With their human-like ways (they breathe, they talk, they sweat, they bleed), patient simulators have earned themselves a valued spot in the education of nursing students across the country. But factors aside from their endearing qualities have also worked to bolster their popularity in recent years.
The UCLA School of Nursing recently catalogued a handful of issues driving the simulation spread in nursing education:
Patients simulators—and the elaborate campus-based rooms, labs, and “hospitals” they call home—aren’t packing up and going anywhere in the short term. This chronic population will continue to present with an array of symptoms, to require all sorts of care, to experience medical emergencies, and to birth their little simulator babies as nursing students try their best to help them.
Their reality in nursing education poses both advantages and disadvantages. Here’s a brief rundown of both.
Nursing students obviously need to practice their clinical skills on all sorts of patients to prepare them for professional competency. If clinical sites are growing increasingly sparse, and if those that do offer opportunities are limiting the types of activities students can participate in, patient simulators offer a life-like, at-the-ready alternative to human patients.
Patient simulators are rarely the picture of perfect health. Most are vulnerable and are likely to experience all sorts of clinical emergencies in the presence of a student nurse who conveniently needs to learn how to handle those situations. Such hands-on experiences are, without a doubt, less common in clinical sites involving real patients. And, conveniently, patient simulators can time and adjust their critical situations to coincide with nursing curriculum.
For all their medical fragility, patient simulators can withstand the bad judgment calls, mistakes, and oversights nursing students are undoubtedly going to make as they grow in their education and experience. Sure, they might “die,” but you can count on them to be back fresh, ready, and unharmed for another encounter whenever the instructor or student needs them. In all seriousness, while harming a simulated patient may rattle a more sensitive student to some degree, the experience is going to be much less intense and upsetting than if that patient were human.
No matter how realistic the clinical setting, no nursing student caring for a patient simulator is going to mistake the situation for reality. Consequently, the potential exists for a student having an off day to put in a lesser effort or, when in actual clinical practice, to freeze up when a previously pretend experience becomes all too real.

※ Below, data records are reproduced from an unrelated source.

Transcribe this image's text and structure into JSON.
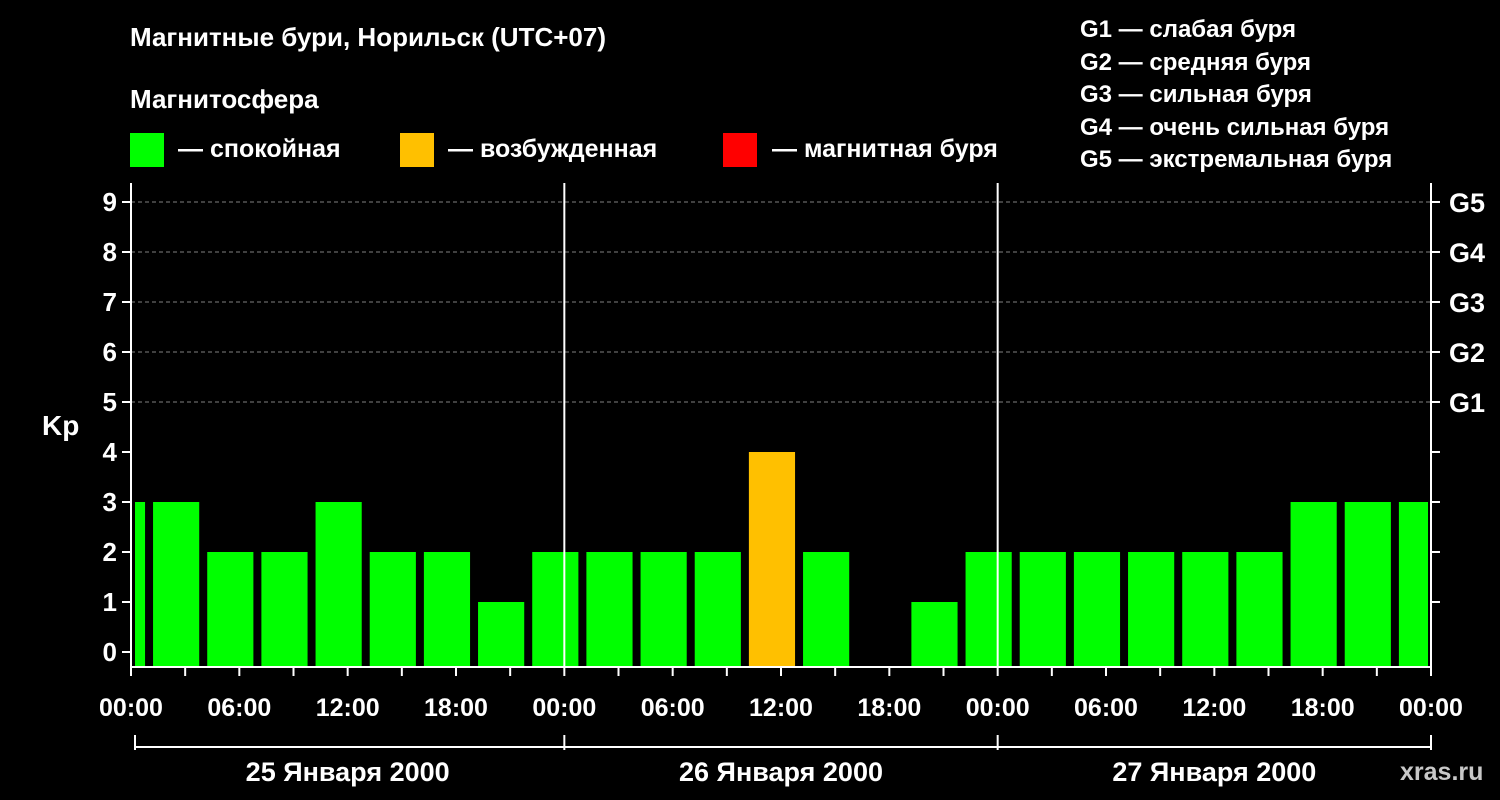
{
  "title": "Магнитные бури, Норильск (UTC+07)",
  "subtitle": "Магнитосфера",
  "legend": [
    {
      "color": "#00ff00",
      "label": "— спокойная"
    },
    {
      "color": "#ffc000",
      "label": "— возбужденная"
    },
    {
      "color": "#ff0000",
      "label": "— магнитная буря"
    }
  ],
  "g_scale": [
    "G1 — слабая буря",
    "G2 — средняя буря",
    "G3 — сильная буря",
    "G4 — очень сильная буря",
    "G5 — экстремальная буря"
  ],
  "watermark": "xras.ru",
  "chart_data": {
    "type": "bar",
    "ylabel": "Kp",
    "ylim": [
      0,
      9
    ],
    "y_ticks": [
      "0",
      "1",
      "2",
      "3",
      "4",
      "5",
      "6",
      "7",
      "8",
      "9"
    ],
    "right_ticks": [
      {
        "value": 5,
        "label": "G1"
      },
      {
        "value": 6,
        "label": "G2"
      },
      {
        "value": 7,
        "label": "G3"
      },
      {
        "value": 8,
        "label": "G4"
      },
      {
        "value": 9,
        "label": "G5"
      }
    ],
    "grid": "dashed at Kp 5–9",
    "x_tick_labels": [
      "00:00",
      "06:00",
      "12:00",
      "18:00",
      "00:00",
      "06:00",
      "12:00",
      "18:00",
      "00:00",
      "06:00",
      "12:00",
      "18:00",
      "00:00"
    ],
    "days": [
      "25 Января 2000",
      "26 Января 2000",
      "27 Января 2000"
    ],
    "values": [
      3,
      3,
      2,
      2,
      3,
      2,
      2,
      1,
      2,
      2,
      2,
      2,
      4,
      2,
      0,
      1,
      2,
      2,
      2,
      2,
      2,
      2,
      3,
      3,
      3
    ],
    "colors": {
      "quiet": "#00ff00",
      "active": "#ffc000",
      "storm": "#ff0000"
    }
  }
}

To increase realism, the nursing college at the University of Alabama at Huntsville recently upgraded its patient simulation for end-of-life care to include theater students playing the parts of dying patients’ family members. “We really wanted to challenge [our nursing students] with a scenario that a lot of nurses are uncomfortable with," said clinical assistant professor of nursing Maria Steele, MSN, RN, APHN-BC. Theater students were instructed not to go over the top in their performance. However, if nursing students failed to answer their questions or act in an appropriate way, “then they could escalate the situation,” acting teacher Karen Baker said.

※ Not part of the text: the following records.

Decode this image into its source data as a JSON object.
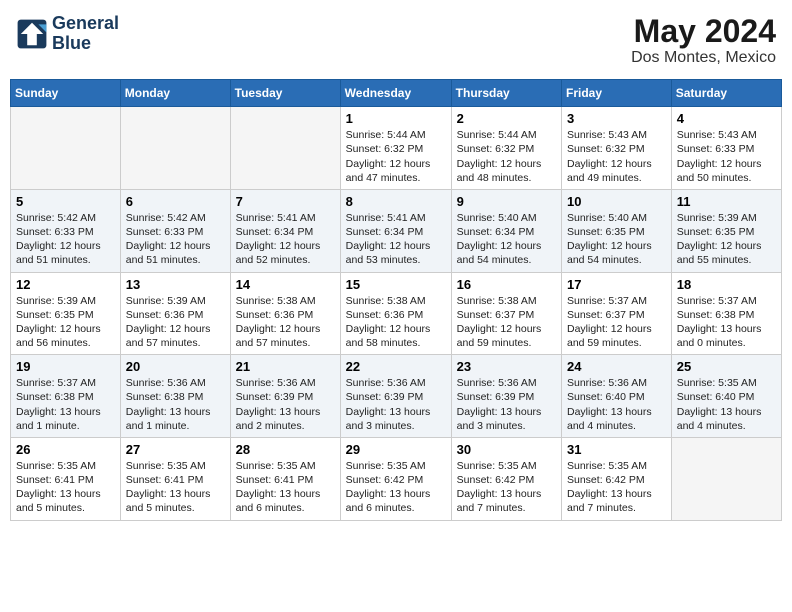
{
  "header": {
    "logo_line1": "General",
    "logo_line2": "Blue",
    "month_year": "May 2024",
    "location": "Dos Montes, Mexico"
  },
  "weekdays": [
    "Sunday",
    "Monday",
    "Tuesday",
    "Wednesday",
    "Thursday",
    "Friday",
    "Saturday"
  ],
  "weeks": [
    [
      {
        "day": "",
        "text": ""
      },
      {
        "day": "",
        "text": ""
      },
      {
        "day": "",
        "text": ""
      },
      {
        "day": "1",
        "text": "Sunrise: 5:44 AM\nSunset: 6:32 PM\nDaylight: 12 hours\nand 47 minutes."
      },
      {
        "day": "2",
        "text": "Sunrise: 5:44 AM\nSunset: 6:32 PM\nDaylight: 12 hours\nand 48 minutes."
      },
      {
        "day": "3",
        "text": "Sunrise: 5:43 AM\nSunset: 6:32 PM\nDaylight: 12 hours\nand 49 minutes."
      },
      {
        "day": "4",
        "text": "Sunrise: 5:43 AM\nSunset: 6:33 PM\nDaylight: 12 hours\nand 50 minutes."
      }
    ],
    [
      {
        "day": "5",
        "text": "Sunrise: 5:42 AM\nSunset: 6:33 PM\nDaylight: 12 hours\nand 51 minutes."
      },
      {
        "day": "6",
        "text": "Sunrise: 5:42 AM\nSunset: 6:33 PM\nDaylight: 12 hours\nand 51 minutes."
      },
      {
        "day": "7",
        "text": "Sunrise: 5:41 AM\nSunset: 6:34 PM\nDaylight: 12 hours\nand 52 minutes."
      },
      {
        "day": "8",
        "text": "Sunrise: 5:41 AM\nSunset: 6:34 PM\nDaylight: 12 hours\nand 53 minutes."
      },
      {
        "day": "9",
        "text": "Sunrise: 5:40 AM\nSunset: 6:34 PM\nDaylight: 12 hours\nand 54 minutes."
      },
      {
        "day": "10",
        "text": "Sunrise: 5:40 AM\nSunset: 6:35 PM\nDaylight: 12 hours\nand 54 minutes."
      },
      {
        "day": "11",
        "text": "Sunrise: 5:39 AM\nSunset: 6:35 PM\nDaylight: 12 hours\nand 55 minutes."
      }
    ],
    [
      {
        "day": "12",
        "text": "Sunrise: 5:39 AM\nSunset: 6:35 PM\nDaylight: 12 hours\nand 56 minutes."
      },
      {
        "day": "13",
        "text": "Sunrise: 5:39 AM\nSunset: 6:36 PM\nDaylight: 12 hours\nand 57 minutes."
      },
      {
        "day": "14",
        "text": "Sunrise: 5:38 AM\nSunset: 6:36 PM\nDaylight: 12 hours\nand 57 minutes."
      },
      {
        "day": "15",
        "text": "Sunrise: 5:38 AM\nSunset: 6:36 PM\nDaylight: 12 hours\nand 58 minutes."
      },
      {
        "day": "16",
        "text": "Sunrise: 5:38 AM\nSunset: 6:37 PM\nDaylight: 12 hours\nand 59 minutes."
      },
      {
        "day": "17",
        "text": "Sunrise: 5:37 AM\nSunset: 6:37 PM\nDaylight: 12 hours\nand 59 minutes."
      },
      {
        "day": "18",
        "text": "Sunrise: 5:37 AM\nSunset: 6:38 PM\nDaylight: 13 hours\nand 0 minutes."
      }
    ],
    [
      {
        "day": "19",
        "text": "Sunrise: 5:37 AM\nSunset: 6:38 PM\nDaylight: 13 hours\nand 1 minute."
      },
      {
        "day": "20",
        "text": "Sunrise: 5:36 AM\nSunset: 6:38 PM\nDaylight: 13 hours\nand 1 minute."
      },
      {
        "day": "21",
        "text": "Sunrise: 5:36 AM\nSunset: 6:39 PM\nDaylight: 13 hours\nand 2 minutes."
      },
      {
        "day": "22",
        "text": "Sunrise: 5:36 AM\nSunset: 6:39 PM\nDaylight: 13 hours\nand 3 minutes."
      },
      {
        "day": "23",
        "text": "Sunrise: 5:36 AM\nSunset: 6:39 PM\nDaylight: 13 hours\nand 3 minutes."
      },
      {
        "day": "24",
        "text": "Sunrise: 5:36 AM\nSunset: 6:40 PM\nDaylight: 13 hours\nand 4 minutes."
      },
      {
        "day": "25",
        "text": "Sunrise: 5:35 AM\nSunset: 6:40 PM\nDaylight: 13 hours\nand 4 minutes."
      }
    ],
    [
      {
        "day": "26",
        "text": "Sunrise: 5:35 AM\nSunset: 6:41 PM\nDaylight: 13 hours\nand 5 minutes."
      },
      {
        "day": "27",
        "text": "Sunrise: 5:35 AM\nSunset: 6:41 PM\nDaylight: 13 hours\nand 5 minutes."
      },
      {
        "day": "28",
        "text": "Sunrise: 5:35 AM\nSunset: 6:41 PM\nDaylight: 13 hours\nand 6 minutes."
      },
      {
        "day": "29",
        "text": "Sunrise: 5:35 AM\nSunset: 6:42 PM\nDaylight: 13 hours\nand 6 minutes."
      },
      {
        "day": "30",
        "text": "Sunrise: 5:35 AM\nSunset: 6:42 PM\nDaylight: 13 hours\nand 7 minutes."
      },
      {
        "day": "31",
        "text": "Sunrise: 5:35 AM\nSunset: 6:42 PM\nDaylight: 13 hours\nand 7 minutes."
      },
      {
        "day": "",
        "text": ""
      }
    ]
  ]
}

Simulation isn’t cheap. Patient simulators typically run tens of thousands of dollars apiece, and a 2007 study estimated a simulation center set-up to cost more than $875,000. On top of that, according to a National Council of State Boards of Nursing report, annual fixed costs were estimated at $361,425.
“As a nurse who’s been on the front lines,” wrote Lynda Lampert, RN, “I would rather that money go into better clinical experiences, better pay for nurses, lower ratios, and other issues that would go much further toward providing better patient care.”
Schools need to dedicate space to use and store patient simulators. They need to afford time and money for the training of faculty members to use the equipment. Both the hardware and software of patient simulators need to be maintained. At some point, they will likely malfunction or break down—and, when they do, they will require a completely different type of care professional to mend them.
In a sense, patient simulators are residents who require ongoing housing and expert care. And unless the state of nursing ed undergoes a drastic, unexpected change, they won’t be discharged for a long, long time.
What are your thoughts on the pros and cons of nursing patient simulators? Do you think they properly prepare nursing students on how to best provide optimal bedside care to real, live patients? Leave us a comment below with your thoughts.
For more information on how you can provide an interactive, personalized simulation experience for your students, check out Wolters Kluwer’s vSim for Nursing, co-developed with Laerdal Medical.